Peatlands are a particular kind of wetland that are characterized by the accumulation of partially decomposed plant material. These ecosystems have been storing massive amounts of carbon since the Holocene epoch, and its current release through draining and degradation is depleting this very old carbon store. These new results change significantly our understanding of the importance of peatlands in the global carbon cycle.

For example, previous estimates suggested that tropical peatlands stored around 90 billion tonnes of carbon; these new estimates put that number at around 350 billion tonnes. Previously, we thought that temperate and boreal peatlands held about twice as much carbon as tropical peats. There are still a lot of uncertainties about the amount of carbon stored in peat, but this new estimate suggests that the carbon stored in tropical is as large as that stored in boreal peats. This means that we need to completely reassess how we think about tropical peatlands.

Globally around 25 million hectares of peatlands have been drained and put into production – one-third of this is in the tropics.

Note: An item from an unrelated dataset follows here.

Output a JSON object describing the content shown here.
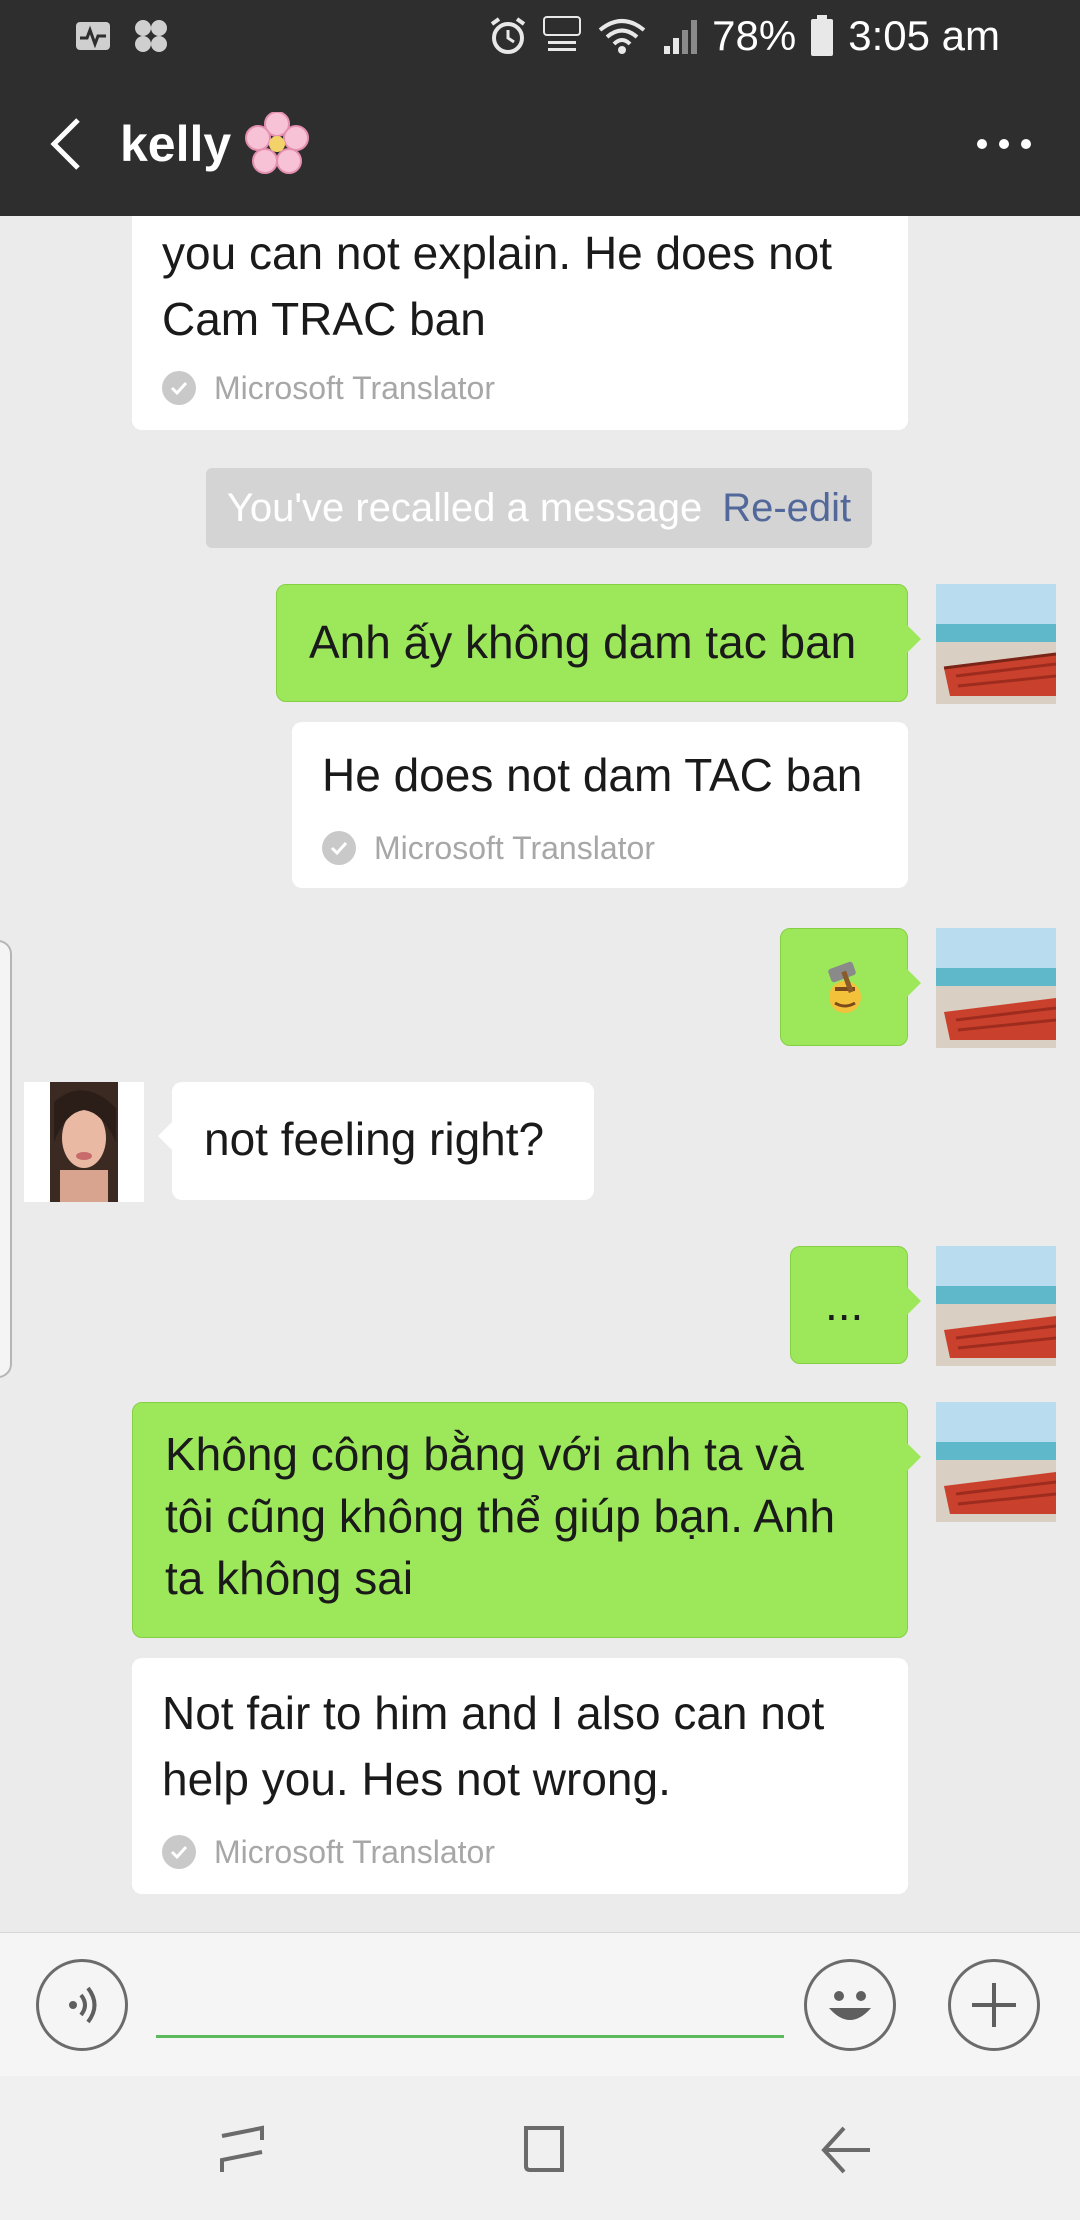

Drainage accelerates peat decomposition leading to large emissions of carbon dioxide and methane, both greenhouse gases. The gases emitted from these lands have the impact on the atmosphere equivalent to a billion tons of carbon dioxide every year.

At the moment, the only severely threatened tropical peatlands are those found in Southeast Asia, which partly explains the current biases in tropical peat data. The widespread use of fire leads to annual haze crises that place a burden on the healthcare systems of governments in Indonesia and neighboring countries and leads to loss of agricultural productivity. In the long term, the unsustainability of cultivating these lands will lead to economic hardships for small producers and large companies as the soils subside and water tables flood the fields. This is already happening in some regions of Sumatra.

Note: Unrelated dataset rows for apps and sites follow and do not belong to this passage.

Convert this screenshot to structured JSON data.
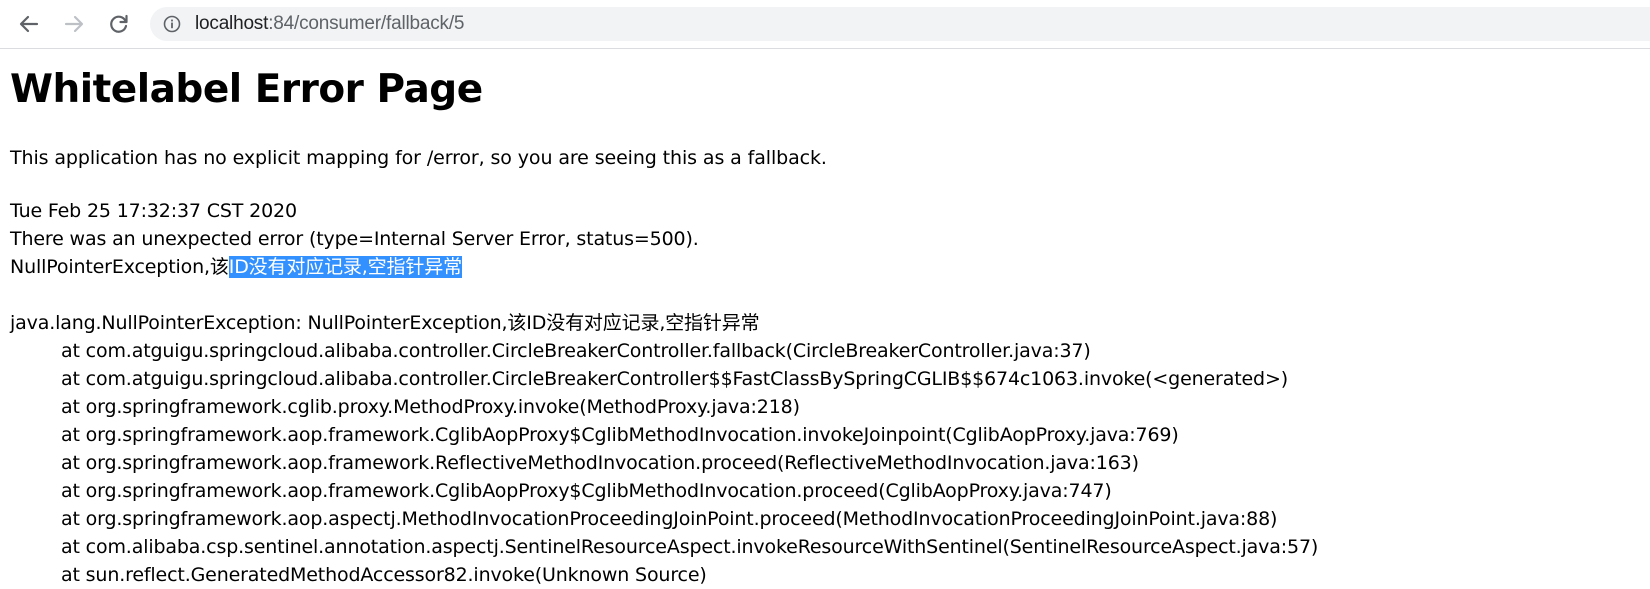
{
  "browser": {
    "url_host": "localhost",
    "url_path": ":84/consumer/fallback/5",
    "back_icon": "arrow-left-icon",
    "forward_icon": "arrow-right-icon",
    "reload_icon": "reload-icon",
    "info_icon": "info-icon"
  },
  "page": {
    "title": "Whitelabel Error Page",
    "description": "This application has no explicit mapping for /error, so you are seeing this as a fallback.",
    "timestamp": "Tue Feb 25 17:32:37 CST 2020",
    "error_summary": "There was an unexpected error (type=Internal Server Error, status=500).",
    "message_prefix": "NullPointerException,该",
    "message_selected": "ID没有对应记录,空指针异常",
    "exception_line": "java.lang.NullPointerException: NullPointerException,该ID没有对应记录,空指针异常",
    "stack_frames": [
      "at com.atguigu.springcloud.alibaba.controller.CircleBreakerController.fallback(CircleBreakerController.java:37)",
      "at com.atguigu.springcloud.alibaba.controller.CircleBreakerController$$FastClassBySpringCGLIB$$674c1063.invoke(<generated>)",
      "at org.springframework.cglib.proxy.MethodProxy.invoke(MethodProxy.java:218)",
      "at org.springframework.aop.framework.CglibAopProxy$CglibMethodInvocation.invokeJoinpoint(CglibAopProxy.java:769)",
      "at org.springframework.aop.framework.ReflectiveMethodInvocation.proceed(ReflectiveMethodInvocation.java:163)",
      "at org.springframework.aop.framework.CglibAopProxy$CglibMethodInvocation.proceed(CglibAopProxy.java:747)",
      "at org.springframework.aop.aspectj.MethodInvocationProceedingJoinPoint.proceed(MethodInvocationProceedingJoinPoint.java:88)",
      "at com.alibaba.csp.sentinel.annotation.aspectj.SentinelResourceAspect.invokeResourceWithSentinel(SentinelResourceAspect.java:57)",
      "at sun.reflect.GeneratedMethodAccessor82.invoke(Unknown Source)"
    ]
  },
  "colors": {
    "selection": "#3390ff",
    "omnibox": "#f1f3f4"
  }
}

The majority of the peatlands in Latin America and Africa are in remote areas that are not under immediate threat. However, development plans and continued climate change across the tropics could change this. Areas like the Sudd in South Sudan, Loreto in the Peruvian Amazon, and parts of Amazonia in Brazil could come under significant pressure in the coming decades.

Knowing where these peatlands are and how extensive they are should facilitate wise use and appropriate conservation of these areas so that the disastrous experiences of Southeast Asia are not repeated. By extending our understanding of the extent of the world’s peatlands, this research could also enable more rigorous assessments of ecosystem services, and the benefits and trade-offs involved in land-use change.

As noted above, many of the newly identified peatland areas are in remote areas, which by their isolated nature suffer from a lack of ground data. One of the next steps will be to validate many of these newly identified areas. Additionally, integrating this map with other mapping efforts aimed at monitoring the effects of deforestation and tropical land-use change on the atmosphere is needed to understand the vulnerability of these areas and identify priority areas for improving our data and establishing conservation and wise use plans. A better assessment of peatland areas may also help with understanding rising atmospheric methane concentrations, which appear to be the result of growing tropical sources.

One of the key shortcomings of this method is that the mapping effort has been parameterized for lowland conditions and fails to capture high altitude wetlands and peatlands. Given the importance of these ecosystems in water supply in many parts of the world, like the west coast of South America through its Andean montane peatlands, extending our understanding of the distribution of these peatlands is also important.


The research was carried out by scientists at the Center for International Forestry Research (CIFOR), Wageningen University and the International Center for Tropical Agriculture (CIAT) with the support of USAID and with technical input from the World Agroforestry Center (ICRAF). The map is freely available on the CIFOR website.